Location: Produce Safety and Microbiology ResearchTitle: imGLAD: accurate detection and quantification of target organisms in metagenomes
|CASTRO, JUAN - Georgia Institute Of Technology|
|RODRIGUEZ, LUIS - Georgia Institute Of Technology|
|HARVEY, WILLIAM - Georgia Institute Of Technology|
|WEIGLAND, MICHAEL - Georgia Institute Of Technology|
|HATT, JANET - Georgia Institute Of Technology|
|KONSTANTINIDIS, KOSTAS - Georgia Institute Of Technology|
Submitted to: PeerJ
Publication Type: Peer Reviewed Journal
Publication Acceptance Date: 10/3/2018
Publication Date: 11/2/2018
Citation: Castro, J.C., Rodriguez, L.M., Harvey, W.T., Weigland, M.R., Hatt, J.K., Carter, M.Q., Konstantinidis, K. 2018. imGLAD: accurate detection and quantification of target organisms in metagenomes. PeerJ. 6:e5882. https://doi.org/10.7717/peerj.5882.
Interpretive Summary: Bacterial pathogens are rapidly evolving, resulting in emergence and reemergence of novel foodborne pathogens. This poses significant challenges for public health surveillance because traditional diagnostic testing replies largely on the cultivation of pathogens, or known genetic markers for molecular detection. Such limitations can be overcome if the testing samples are directly sequenced and screened for any known human pathogens. The biggest challenge in this metagenomics-based method is mining large amounts of sequencing data to extract useful information. In this study, we developed a bioinformatics tool, imGLAD, for rapid analysis of metagenomes derived from environmental samples. imGLAD is based on mapping sequence reads against reference genomes and subsequently calculating the likelihood of the presence of testing genomes based on selected and validated informative features. We tested this tool with two experimental systems: one detects enteric pathogen E. coli O157:H7 from metagenomes retrieved from field-grown spinach leaves; the other detects genomes of Bacillus anthracis from a soil sample. We found that imGLAD achieved high accuracy and provided abundance estimates close to the expected ones in both testing systems. The detection limit was estimated in the order of 100 cells based on 1-2 Gb of Illumina shotgun sequencing in the microbiome recovered from 100 grams of field-grown spinach leaves, which was comparable to PCR-based approaches. However, this metagenomics-based detection method yielded much more information compared to PCR-based detection, including the structure and composition of the microbial community associated with the pathogen as well as the overall pathogenicity potential of the testing sample. Considering that bacterial pathogenicity is a combinational effect of multiple factors, such information can be used not only for epidemiological investigations but also for risk assessments.

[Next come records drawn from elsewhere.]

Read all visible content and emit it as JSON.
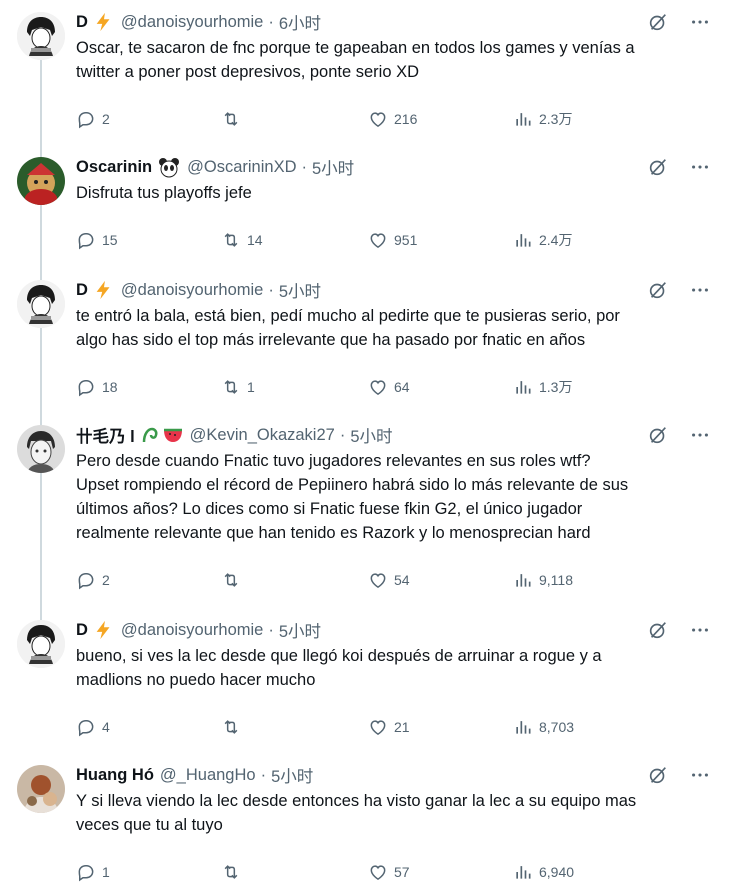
{
  "tweets": [
    {
      "name": "D",
      "handle": "@danoisyourhomie",
      "time": "6小时",
      "text": [
        "Oscar, te sacaron de fnc porque te gapeaban en todos los games y venías a",
        "twitter a poner post depresivos, ponte serio XD"
      ],
      "replies": "2",
      "retweets": "",
      "likes": "216",
      "views": "2.3万"
    },
    {
      "name": "Oscarinin",
      "handle": "@OscarininXD",
      "time": "5小时",
      "text": [
        "Disfruta tus playoffs jefe"
      ],
      "replies": "15",
      "retweets": "14",
      "likes": "951",
      "views": "2.4万"
    },
    {
      "name": "D",
      "handle": "@danoisyourhomie",
      "time": "5小时",
      "text": [
        "te entró la bala, está bien, pedí mucho al pedirte que te pusieras serio, por",
        "algo has sido el top más irrelevante que ha pasado por fnatic en años"
      ],
      "replies": "18",
      "retweets": "1",
      "likes": "64",
      "views": "1.3万"
    },
    {
      "name": "卄毛乃 l",
      "handle": "@Kevin_Okazaki27",
      "time": "5小时",
      "text": [
        "Pero desde cuando Fnatic tuvo jugadores relevantes en sus roles wtf?",
        "Upset rompiendo el récord de Pepiinero habrá sido lo más relevante de sus",
        "últimos años? Lo dices como si Fnatic fuese fkin G2, el único jugador",
        "realmente relevante que han tenido es Razork y lo menosprecian hard"
      ],
      "replies": "2",
      "retweets": "",
      "likes": "54",
      "views": "9,118"
    },
    {
      "name": "D",
      "handle": "@danoisyourhomie",
      "time": "5小时",
      "text": [
        "bueno, si ves la lec desde que llegó koi después de arruinar a rogue y a",
        "madlions no puedo hacer mucho"
      ],
      "replies": "4",
      "retweets": "",
      "likes": "21",
      "views": "8,703"
    },
    {
      "name": "Huang Hó",
      "handle": "@_HuangHo",
      "time": "5小时",
      "text": [
        "Y si lleva viendo la lec desde entonces ha visto ganar la lec a su equipo mas",
        "veces que tu al tuyo"
      ],
      "replies": "1",
      "retweets": "",
      "likes": "57",
      "views": "6,940"
    }
  ],
  "separator": "·",
  "colors": {
    "text": "#0f1419",
    "muted": "#536471",
    "line": "#cfd9de",
    "bolt": "#f5a623"
  }
}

Technical Abstract: The emergence of novel foodborne pathogens poses significant challenges for public health surveillance as diagnostic testing has historically relied on culture-based methods, leaving most cases of foodborne illness unlinked to a specific causative agent. Furthermore, innocuous organisms are often positive for typical culture-dependent and culture-independent diagnostic tests, potentially confounding the accurate detection of closely related pathogens. Metagenomics-based diagnostic tests hold the potential to capture phylogenetic and functional diversity in its entirety without the requirement for isolation or cultivation of target organisms. However, such methods have not been applied in epidemiological studies due to a lack of standardized bioinformatics techniques for data analysis. In this study, we introduce a standardized framework, imGLAD, which addresses these limitations and allows the reliable detection of target organisms in environmental samples. imGLAD is based on mapping sequence reads against a reference genome and subsequently calculating the likelihood that the genome is present based on logistic feature classification. imGLAD achieves higher accuracy compared to other tools for the same purposes because of using the sequence-discrete population concept for deciding matching reads, masking regions of the genome that are not informative using the MyTaxa pipeline, and modeling both the sequencing breadth and depth to determine relative abundance and detection limit. We validated imGLAD by analyzing metagenomes derived from spinach leaves inoculated with human pathogen Escherichia coli O157:H7 (target organism), as well as soil samples spiked with genomic DNA of Bacillus anthracis (target genome). imGLAD provided abundance estimates close to the expected ones in both cases. The detection limit was estimated in the order of 100 cells based on 1-2Gb of Illumina shotgun sequencing in microbiome recovered from 100 grams of field-grown spinach leaves. This detection limit is comparable to PCR-based approaches. However, this metagenomics-based method has provided additional information about the structure and composition of the microbial community associated with the target organism that can be immediately incorporated in epidemiological investigations and risk assessments.